Your instructions: Once the pictures are removed, restate the listing word for word.
.....
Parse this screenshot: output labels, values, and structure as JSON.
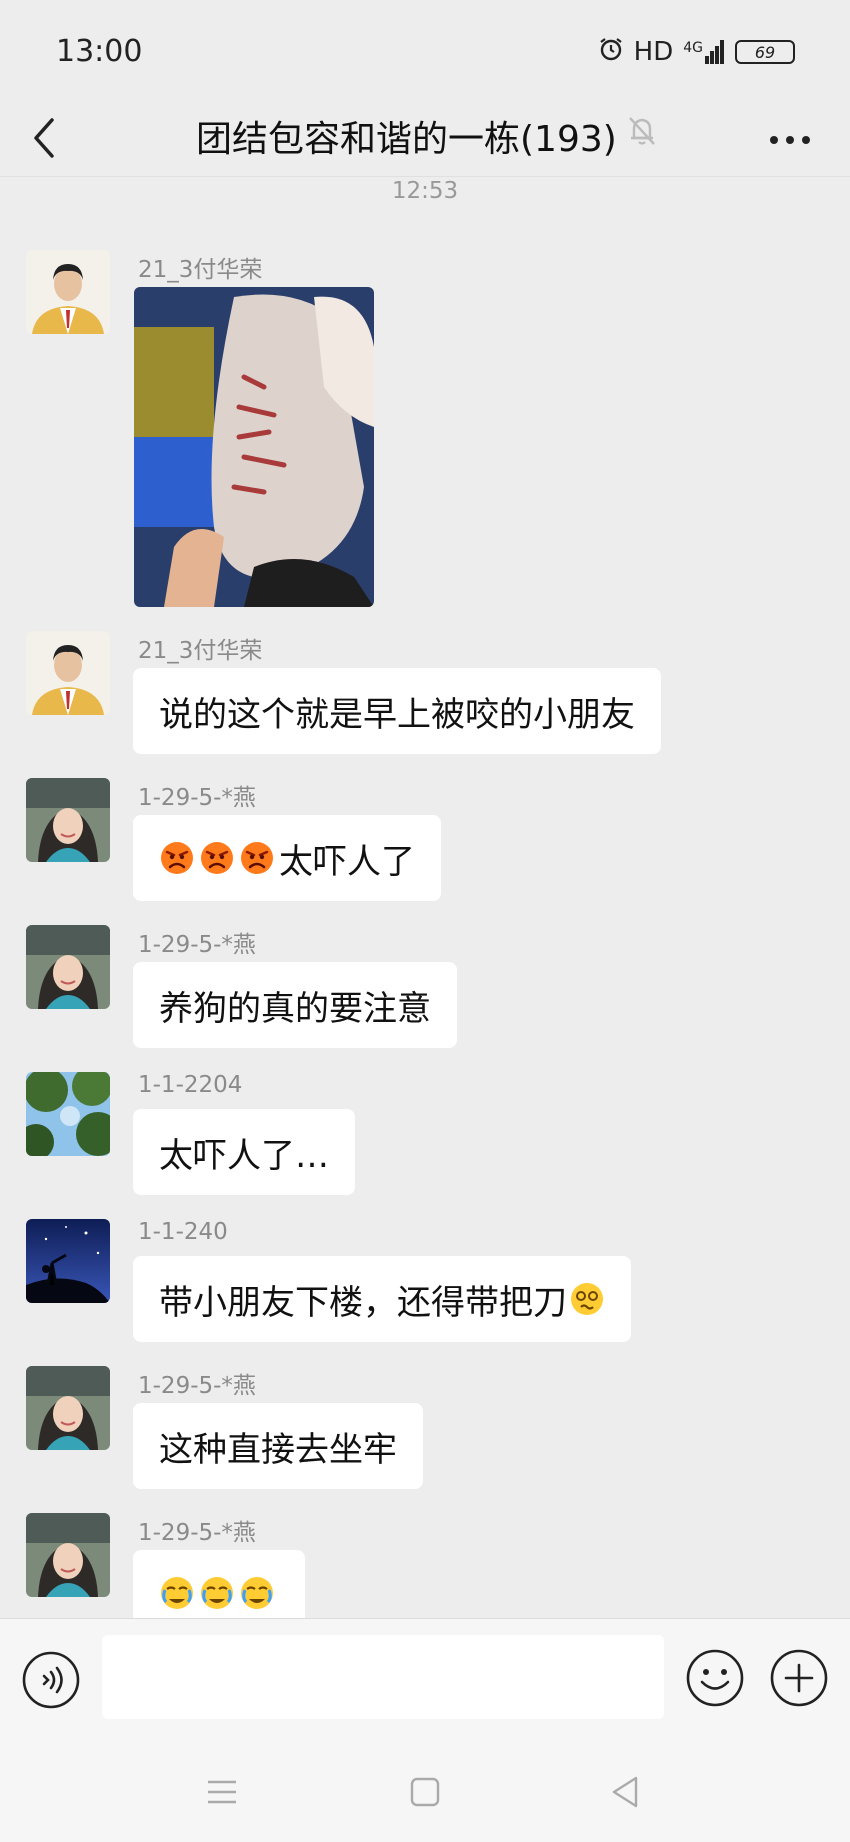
{
  "status_bar": {
    "time": "13:00",
    "hd": "HD",
    "network": "4G",
    "battery": "69"
  },
  "header": {
    "title": "团结包容和谐的一栋(193)"
  },
  "timestamp": "12:53",
  "messages": [
    {
      "sender": "21_3付华荣",
      "type": "image"
    },
    {
      "sender": "21_3付华荣",
      "text": "说的这个就是早上被咬的小朋友"
    },
    {
      "sender": "1-29-5-*燕",
      "text": "太吓人了",
      "emojis": [
        "angry",
        "angry",
        "angry"
      ]
    },
    {
      "sender": "1-29-5-*燕",
      "text": "养狗的真的要注意"
    },
    {
      "sender": "1-1-2204",
      "text": "太吓人了…"
    },
    {
      "sender": "1-1-240",
      "text": "带小朋友下楼，还得带把刀",
      "trailing_emoji": "dizzy"
    },
    {
      "sender": "1-29-5-*燕",
      "text": "这种直接去坐牢"
    },
    {
      "sender": "1-29-5-*燕",
      "text": "",
      "emojis": [
        "crying",
        "crying",
        "crying"
      ]
    }
  ],
  "input": {
    "placeholder": "",
    "value": ""
  },
  "colors": {
    "background": "#ededed",
    "bubble": "#ffffff",
    "sender": "#8a8a8a"
  }
}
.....
Exercise response:
Parse this screenshot: output labels, values, and structure as JSON.
{
  "status_bar": {
    "time": "13:00",
    "hd": "HD",
    "network": "4G",
    "battery": "69"
  },
  "header": {
    "title": "团结包容和谐的一栋(193)"
  },
  "timestamp": "12:53",
  "messages": [
    {
      "sender": "21_3付华荣",
      "type": "image"
    },
    {
      "sender": "21_3付华荣",
      "text": "说的这个就是早上被咬的小朋友"
    },
    {
      "sender": "1-29-5-*燕",
      "text": "太吓人了",
      "emojis": [
        "angry",
        "angry",
        "angry"
      ]
    },
    {
      "sender": "1-29-5-*燕",
      "text": "养狗的真的要注意"
    },
    {
      "sender": "1-1-2204",
      "text": "太吓人了…"
    },
    {
      "sender": "1-1-240",
      "text": "带小朋友下楼，还得带把刀",
      "trailing_emoji": "dizzy"
    },
    {
      "sender": "1-29-5-*燕",
      "text": "这种直接去坐牢"
    },
    {
      "sender": "1-29-5-*燕",
      "text": "",
      "emojis": [
        "crying",
        "crying",
        "crying"
      ]
    }
  ],
  "input": {
    "placeholder": "",
    "value": ""
  },
  "colors": {
    "background": "#ededed",
    "bubble": "#ffffff",
    "sender": "#8a8a8a"
  }
}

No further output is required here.